Ongoing Tension Over the Nile

The Nile River has been a source of geographical tension between the Egypt and Ethiopia. In 1979, the two countries nearly went to war when Cairo responded to Ethiopian efforts to build a dam by amassing troops in nearby Sudan. And in 1994, Egypt threatened military action against Ethiopia when Addis Ababa revealed plans for the construction of a dam on the Nile.

The latest round of African Union-sponsored talks between Egypt, Ethiopia and Sudan to reach an agreement ended in a deadlock. The Egyptian Presidency, however, said on July 21 that the leaders of the three countries agreed to continue their talks for reaching a “binding legal agreement on the rules for filling and operating” the dam.

Egyptian Accusation: Ethiopia is Using the Dam as a ‘Political Tool’ to Blackmail Egypt

Former Irrigation Minister Mohamed Nasr Allam accused Ethiopia of wasting time in an attempt to avoid reaching a binding agreement with Egypt over the dam. In statements, Allam said Ethiopia was using the dam project as a “political tool in order to impose control over Egypt, extract concessions and undermine its standing in the region”.

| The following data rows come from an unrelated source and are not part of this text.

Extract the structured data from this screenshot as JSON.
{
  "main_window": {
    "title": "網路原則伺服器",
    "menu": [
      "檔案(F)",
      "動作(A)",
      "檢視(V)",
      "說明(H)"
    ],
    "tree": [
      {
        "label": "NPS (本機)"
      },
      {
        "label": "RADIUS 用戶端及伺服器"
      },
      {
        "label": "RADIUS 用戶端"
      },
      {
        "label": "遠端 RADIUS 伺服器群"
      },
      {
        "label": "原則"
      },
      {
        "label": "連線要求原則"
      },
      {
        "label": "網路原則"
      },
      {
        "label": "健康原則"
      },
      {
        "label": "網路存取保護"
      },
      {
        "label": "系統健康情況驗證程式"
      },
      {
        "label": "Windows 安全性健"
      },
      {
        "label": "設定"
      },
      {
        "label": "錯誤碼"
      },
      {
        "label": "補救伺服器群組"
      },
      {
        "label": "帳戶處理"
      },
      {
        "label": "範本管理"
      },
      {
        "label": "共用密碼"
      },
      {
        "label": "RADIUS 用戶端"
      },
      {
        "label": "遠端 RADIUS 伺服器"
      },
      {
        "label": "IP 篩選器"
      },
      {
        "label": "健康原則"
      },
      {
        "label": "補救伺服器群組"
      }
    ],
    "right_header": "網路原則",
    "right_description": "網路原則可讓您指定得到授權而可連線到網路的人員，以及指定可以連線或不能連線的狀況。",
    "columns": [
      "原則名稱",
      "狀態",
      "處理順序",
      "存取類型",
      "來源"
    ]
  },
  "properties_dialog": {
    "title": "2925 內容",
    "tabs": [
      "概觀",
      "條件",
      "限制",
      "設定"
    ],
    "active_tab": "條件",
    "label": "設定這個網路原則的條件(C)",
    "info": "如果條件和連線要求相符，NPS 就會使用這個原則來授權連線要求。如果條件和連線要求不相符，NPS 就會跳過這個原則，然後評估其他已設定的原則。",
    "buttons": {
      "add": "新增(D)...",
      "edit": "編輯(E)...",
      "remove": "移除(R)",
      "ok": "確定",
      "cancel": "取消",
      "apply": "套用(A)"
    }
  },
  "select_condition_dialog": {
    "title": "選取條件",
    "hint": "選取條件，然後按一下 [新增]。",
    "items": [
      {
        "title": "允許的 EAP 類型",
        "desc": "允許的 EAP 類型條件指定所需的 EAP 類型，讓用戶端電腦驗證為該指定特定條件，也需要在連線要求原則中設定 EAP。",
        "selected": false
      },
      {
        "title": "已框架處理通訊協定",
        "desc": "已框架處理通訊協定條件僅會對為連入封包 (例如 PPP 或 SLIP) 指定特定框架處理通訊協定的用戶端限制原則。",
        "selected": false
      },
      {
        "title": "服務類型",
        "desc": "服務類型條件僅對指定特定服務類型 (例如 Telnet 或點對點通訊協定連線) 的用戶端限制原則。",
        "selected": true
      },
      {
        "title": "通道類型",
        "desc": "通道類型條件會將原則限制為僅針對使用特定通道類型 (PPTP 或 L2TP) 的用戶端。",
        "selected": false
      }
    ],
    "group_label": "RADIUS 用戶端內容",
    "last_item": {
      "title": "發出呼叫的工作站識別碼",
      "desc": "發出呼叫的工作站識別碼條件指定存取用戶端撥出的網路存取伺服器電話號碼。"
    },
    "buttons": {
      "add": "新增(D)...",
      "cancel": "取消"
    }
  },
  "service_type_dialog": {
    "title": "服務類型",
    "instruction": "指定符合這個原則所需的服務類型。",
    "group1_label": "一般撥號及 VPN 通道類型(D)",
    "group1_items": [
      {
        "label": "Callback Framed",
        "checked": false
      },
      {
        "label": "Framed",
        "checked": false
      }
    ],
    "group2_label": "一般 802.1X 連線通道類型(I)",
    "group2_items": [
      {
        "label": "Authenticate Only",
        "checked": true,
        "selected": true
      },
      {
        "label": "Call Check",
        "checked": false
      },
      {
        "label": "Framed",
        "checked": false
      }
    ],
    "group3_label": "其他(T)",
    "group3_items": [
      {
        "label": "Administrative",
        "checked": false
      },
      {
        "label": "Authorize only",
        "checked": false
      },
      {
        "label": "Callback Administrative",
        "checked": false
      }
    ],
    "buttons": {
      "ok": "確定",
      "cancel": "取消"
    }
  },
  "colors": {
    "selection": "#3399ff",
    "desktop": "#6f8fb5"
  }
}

On July 19, Egypt’s National Security Council held a meeting to discuss the results of talks with Ethiopia over the GERD. A statement issued following the meeting reiterated Egypt’s resolve to reaching a comprehensive agreement on the rules of filling and operating the dam “in a way that guarantees the water rights and development for the three countries and maintains regional security and stability.”

Inability to Come to an Agreement

Earlier this year, the three countries held talks in Washington under the US auspices to resolve the dam dispute. Ethiopia, however, refused to sign a final agreement. On July 22 Foreign Policy magazine, citing officials and congressional aides, said the Donald Trump administration was weighing withholding some aid to Ethiopia over the dam project.

For Ahmed, the university student, the issue is still in Egypt’s hands, thanks to the strength of the Egyptian military.

“The River Nile has always been a lifeline for the Egyptians and we can’t allow Ethiopia to enforce its will on us,” he said. “If the situation reached a dead end, I’m confident that Egyptian army will be there to solve the dispute for good.”